Reuters notes that the suspension follows North Korea's move last week to bar new arrivals from South Korea from entering Kaesong, although it did not expel Southerners already there. However, many South Koreans left the site and returned home as food and supplies there ran out.
The Kaesong complex is seen as a critical lifeline for the North. Amid the waxing Kaesong shutdown last week, The Christian Science Monitor reported that the site employs some 53,000 North Koreans in factories manufacturing goods for South Korean companies, whose managers are allowed into the site. The complex produced $470 million in good last year and drew an estimates $80 million for North Korea – a significant influx of money for a regime beset by UN-backed sanctions and with almost no legitimate sources of income other than its limited trade with China.
The Associated Press notes that even with Pyongyang's statement, the status of Kaesong's South Korean managers remains uncertain. One South Korean manager told AP that he had heard nothing about the suspension, and although the North had asked South Koreans to report by Wednesday when they plan to leave the site, no orders to leave had been issued.

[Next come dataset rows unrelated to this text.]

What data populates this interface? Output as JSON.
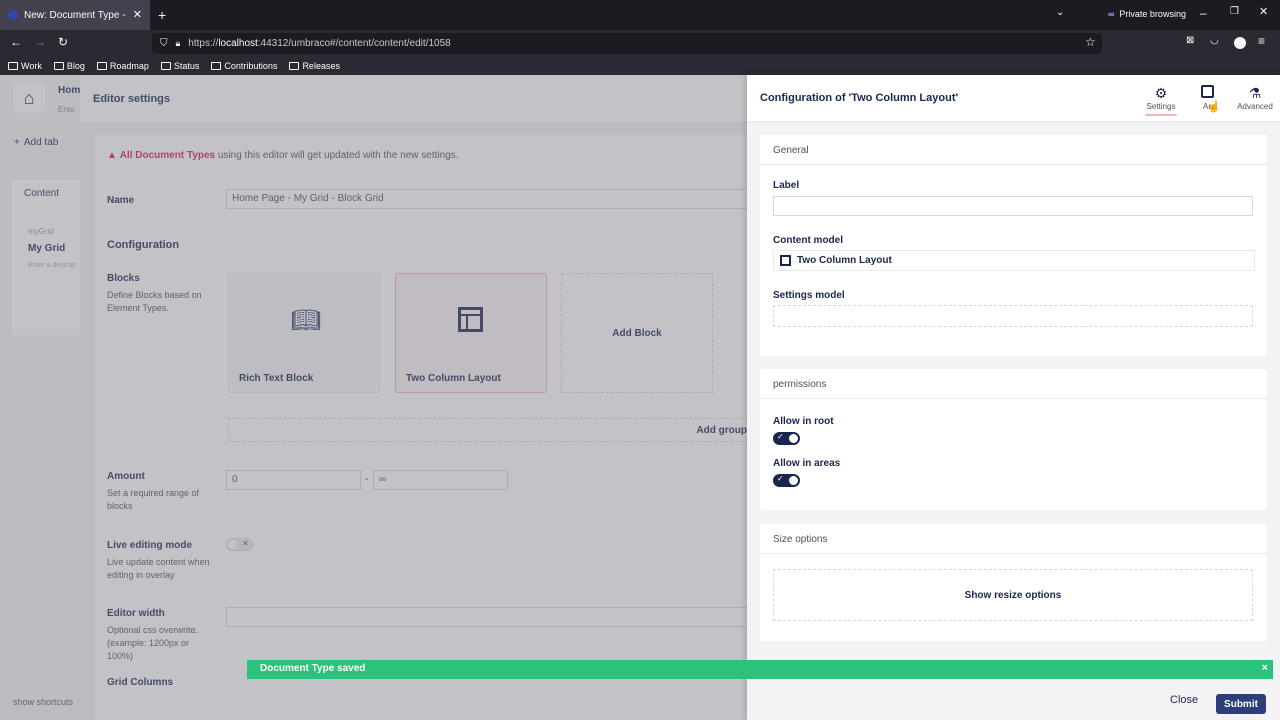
{
  "browser": {
    "tab_title": "New: Document Type - Edit: Ho",
    "private_label": "Private browsing",
    "url_prefix": "https://",
    "url_host": "localhost",
    "url_rest": ":44312/umbraco#/content/content/edit/1058",
    "bookmarks": [
      "Work",
      "Blog",
      "Roadmap",
      "Status",
      "Contributions",
      "Releases"
    ]
  },
  "bg": {
    "home_label": "Hom",
    "home_sub": "Ente",
    "add_tab": "Add tab",
    "content_group": "Content",
    "mygrid_alias": "myGrid",
    "mygrid_name": "My Grid",
    "mygrid_desc": "Enter a descrip",
    "show_shortcuts": "show shortcuts"
  },
  "editor": {
    "title": "Editor settings",
    "warning_strong": "All Document Types",
    "warning_rest": "using this editor will get updated with the new settings.",
    "name_label": "Name",
    "name_value": "Home Page - My Grid - Block Grid",
    "configuration": "Configuration",
    "blocks_label": "Blocks",
    "blocks_desc": "Define Blocks based on Element Types.",
    "block_rich_text": "Rich Text Block",
    "block_two_column": "Two Column Layout",
    "add_block": "Add Block",
    "add_group": "Add group",
    "amount_label": "Amount",
    "amount_desc": "Set a required range of blocks",
    "amount_min": "0",
    "amount_sep": "-",
    "amount_max": "∞",
    "live_label": "Live editing mode",
    "live_desc": "Live update content when editing in overlay",
    "width_label": "Editor width",
    "width_desc": "Optional css overwrite. (example: 1200px or 100%)",
    "grid_columns": "Grid Columns"
  },
  "panel": {
    "title": "Configuration of 'Two Column Layout'",
    "tabs": [
      {
        "label": "Settings",
        "icon": "gear-icon"
      },
      {
        "label": "Areas",
        "icon": "layout-icon"
      },
      {
        "label": "Advanced",
        "icon": "flask-icon"
      }
    ],
    "tab_areas_visible": "Ar",
    "general": "General",
    "label_label": "Label",
    "label_value": "",
    "content_model_label": "Content model",
    "content_model_value": "Two Column Layout",
    "settings_model_label": "Settings model",
    "permissions": "permissions",
    "allow_root": "Allow in root",
    "allow_areas": "Allow in areas",
    "size_options": "Size options",
    "show_resize": "Show resize options",
    "close": "Close",
    "submit": "Submit"
  },
  "toast": {
    "message": "Document Type saved",
    "close_icon": "×"
  }
}
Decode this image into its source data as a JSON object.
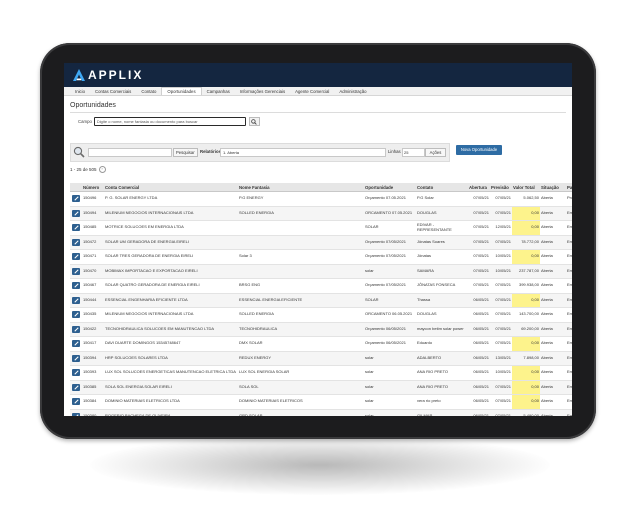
{
  "app": {
    "logo_text": "APPLIX"
  },
  "menu": [
    "Inicio",
    "Contas Comerciais",
    "Contato",
    "Oportunidades",
    "Campanhas",
    "Informações Gerenciais",
    "Agente Comercial",
    "Administração"
  ],
  "page": {
    "title": "Oportunidades"
  },
  "search": {
    "label": "Campo",
    "placeholder": "Digite o nome, nome fantasia ou documento para buscar"
  },
  "filters": {
    "pesquisar_label": "Pesquisar",
    "relatorios_label": "Relatórios",
    "relatorio_value": "1. Aberta",
    "linhas_label": "Linhas",
    "linhas_value": "25",
    "acoes_label": "Ações",
    "nova_label": "Nova Oportunidade"
  },
  "results": {
    "count_text": "1 - 25 de 505"
  },
  "table": {
    "headers": [
      "",
      "Número",
      "Conta Comercial",
      "Nome Fantasia",
      "Oportunidade",
      "Contato",
      "Abertura",
      "Previsão",
      "Valor Total",
      "Situação",
      "Passo"
    ],
    "rows": [
      [
        "",
        "150496",
        "P. G. SOLAR ENERGY LTDA",
        "P.G ENERGY",
        "Orçamento 07.05.2021",
        "P.G Solar",
        "07/05/21",
        "07/05/21",
        "5.062,50",
        "Aberta",
        "Prospec"
      ],
      [
        "",
        "150494",
        "MILENIUM NEGOCIOS INTERNACIONAIS LTDA",
        "SOLLED ENERGIA",
        "ORCAMENTO 07.05.2021",
        "DOUGLAS",
        "07/05/21",
        "07/05/21",
        "0,00",
        "Aberta",
        "Em Neg"
      ],
      [
        "",
        "150485",
        "MOTRICE SOLUCOES EM ENERGIA LTDA",
        "",
        "SOLAR",
        "EDIVAR - REPRESENTANTE",
        "07/05/21",
        "12/05/21",
        "0,00",
        "Aberta",
        "Em Neg"
      ],
      [
        "",
        "150472",
        "SOLAR UM GERADORA DE ENERGIA EIRELI",
        "",
        "Orçamento 07/05/2021",
        "Jônatas Soares",
        "07/05/21",
        "07/05/21",
        "78.772,00",
        "Aberta",
        "Em Neg"
      ],
      [
        "",
        "150471",
        "SOLAR TRES GERADORA DE ENERGIA EIRELI",
        "Solar 3",
        "Orçamento 07/05/2021",
        "Jônatas",
        "07/05/21",
        "10/05/21",
        "0,00",
        "Aberta",
        "Em Neg"
      ],
      [
        "",
        "150470",
        "MOBIMAX IMPORTACAO E EXPORTACAO EIRELI",
        "",
        "solar",
        "SAMARA",
        "07/05/21",
        "10/05/21",
        "237.787,00",
        "Aberta",
        "Em Neg"
      ],
      [
        "",
        "150467",
        "SOLAR QUATRO GERADORA DE ENERGIA EIRELI",
        "BRSG ENG",
        "Orçamento 07/05/2021",
        "JÔNATAS FONSECA",
        "07/05/21",
        "07/05/21",
        "399.938,00",
        "Aberta",
        "Em Neg"
      ],
      [
        "",
        "150444",
        "ESSENCIAL ENGENHARIA EFICIENTE LTDA",
        "ESSENCIAL ENERGIA EFICIENTE",
        "SOLAR",
        "Thassa",
        "06/05/21",
        "07/05/21",
        "0,00",
        "Aberta",
        "Em Neg"
      ],
      [
        "",
        "150435",
        "MILENIUM NEGOCIOS INTERNACIONAIS LTDA",
        "SOLLED ENERGIA",
        "ORCAMENTO 06.05.2021",
        "DOUGLAS",
        "06/05/21",
        "07/05/21",
        "143.700,00",
        "Aberta",
        "Em Neg"
      ],
      [
        "",
        "150422",
        "TECNOHIDRAULICA SOLUCOES EM MANUTENCAO LTDA",
        "TECNOHIDRAULICA",
        "Orçamento 06/05/2021",
        "maycon betim solar power",
        "06/05/21",
        "07/05/21",
        "69.200,00",
        "Aberta",
        "Em Neg"
      ],
      [
        "",
        "150417",
        "DAVI DUARTE DOMINGOS 15345748647",
        "DMX SOLAR",
        "Orçamento 06/05/2021",
        "Eduardo",
        "06/05/21",
        "07/05/21",
        "0,00",
        "Aberta",
        "Em Neg"
      ],
      [
        "",
        "150394",
        "HRP SOLUCOES SOLARES LTDA",
        "REDUX ENERGY",
        "solar",
        "ADALBERTO",
        "06/05/21",
        "13/05/21",
        "7.898,00",
        "Aberta",
        "Em Neg"
      ],
      [
        "",
        "150393",
        "LUX SOL SOLUCOES ENERGETICAS MANUTENCAO ELETRICA LTDA",
        "LUX SOL ENERGIA SOLAR",
        "solar",
        "ANA RIO PRETO",
        "06/05/21",
        "10/05/21",
        "0,00",
        "Aberta",
        "Em Neg"
      ],
      [
        "",
        "150385",
        "SOLA SOL ENERGIA SOLAR EIRELI",
        "SOLA SOL",
        "solar",
        "ANA RIO PRETO",
        "06/05/21",
        "07/05/21",
        "0,00",
        "Aberta",
        "Em Neg"
      ],
      [
        "",
        "150384",
        "DOMINIO MATERIAIS ELETRICOS LTDA",
        "DOMINIO MATERIAIS ELETRICOS",
        "solar",
        "vera rio preto",
        "06/05/21",
        "07/05/21",
        "0,00",
        "Aberta",
        "Em Neg"
      ],
      [
        "",
        "150380",
        "ROGERIO BACHEGA DE OLIVEIRA",
        "GRD SOLAR",
        "solar",
        "GILMAR",
        "06/05/21",
        "07/05/21",
        "5.490,00",
        "Aberta",
        "Em Neg"
      ]
    ]
  },
  "colors": {
    "topbar": "#142640",
    "accent": "#2e6ca4",
    "highlight": "#fdf38c"
  },
  "icons": [
    "applix-logo-icon",
    "search-icon",
    "magnifier-icon",
    "edit-icon",
    "pagination-icon"
  ]
}
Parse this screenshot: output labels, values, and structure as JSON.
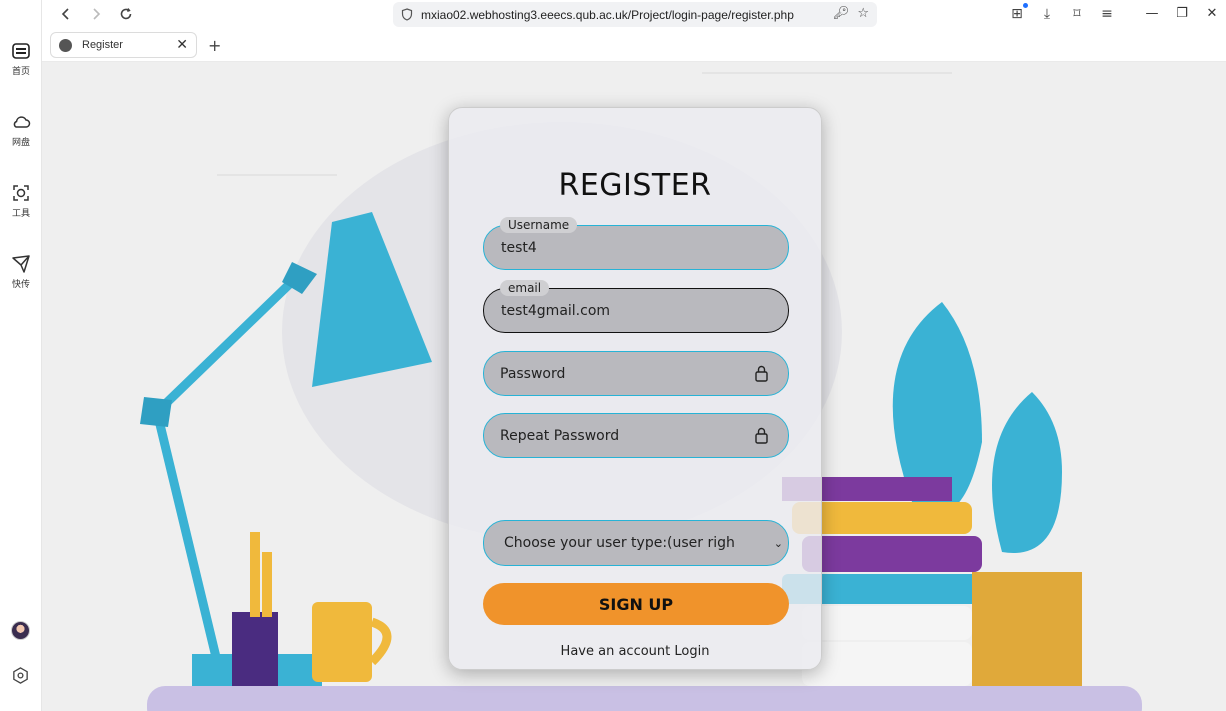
{
  "sidebar": {
    "items": [
      {
        "label": "首页",
        "icon": "home-icon"
      },
      {
        "label": "网盘",
        "icon": "cloud-icon"
      },
      {
        "label": "工具",
        "icon": "tools-icon"
      },
      {
        "label": "快传",
        "icon": "send-icon"
      }
    ]
  },
  "browser": {
    "url": "mxiao02.webhosting3.eeecs.qub.ac.uk/Project/login-page/register.php",
    "tab_title": "Register"
  },
  "form": {
    "title": "REGISTER",
    "username_label": "Username",
    "username_value": "test4",
    "email_label": "email",
    "email_value": "test4gmail.com",
    "password_placeholder": "Password",
    "repeat_password_placeholder": "Repeat Password",
    "user_type_selected": "Choose your user type:(user right of",
    "signup_label": "SIGN UP",
    "login_text": "Have an account Login"
  },
  "colors": {
    "accent": "#27b3d6",
    "button": "#f0932b",
    "desk": "#c9c0e4"
  }
}
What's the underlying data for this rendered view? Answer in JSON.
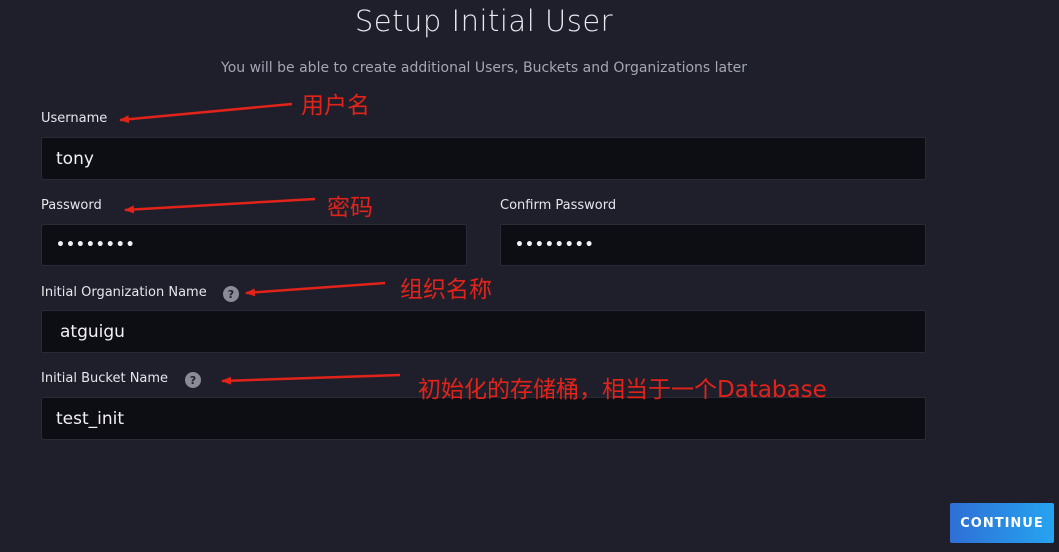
{
  "header": {
    "title": "Setup Initial User",
    "subtitle": "You will be able to create additional Users, Buckets and Organizations later"
  },
  "form": {
    "username": {
      "label": "Username",
      "value": "tony"
    },
    "password": {
      "label": "Password",
      "value": "••••••••"
    },
    "confirm_password": {
      "label": "Confirm Password",
      "value": "••••••••"
    },
    "organization": {
      "label": "Initial Organization Name",
      "value": "atguigu",
      "help": "?"
    },
    "bucket": {
      "label": "Initial Bucket Name",
      "value": "test_init",
      "help": "?"
    }
  },
  "annotations": {
    "username": "用户名",
    "password": "密码",
    "organization": "组织名称",
    "bucket": "初始化的存储桶，相当于一个Database",
    "color": "#e2231a"
  },
  "actions": {
    "continue_label": "CONTINUE"
  },
  "colors": {
    "background": "#1f1f2b",
    "input_background": "#0d0d14",
    "button_gradient_start": "#2f6fd6",
    "button_gradient_end": "#25a4f0"
  }
}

"North Korean workers left work at 6 o'clock today as they usually do. We'll know tomorrow whether they will come to work," said the manager, who declined to be identified because he was not allowed to speak to media.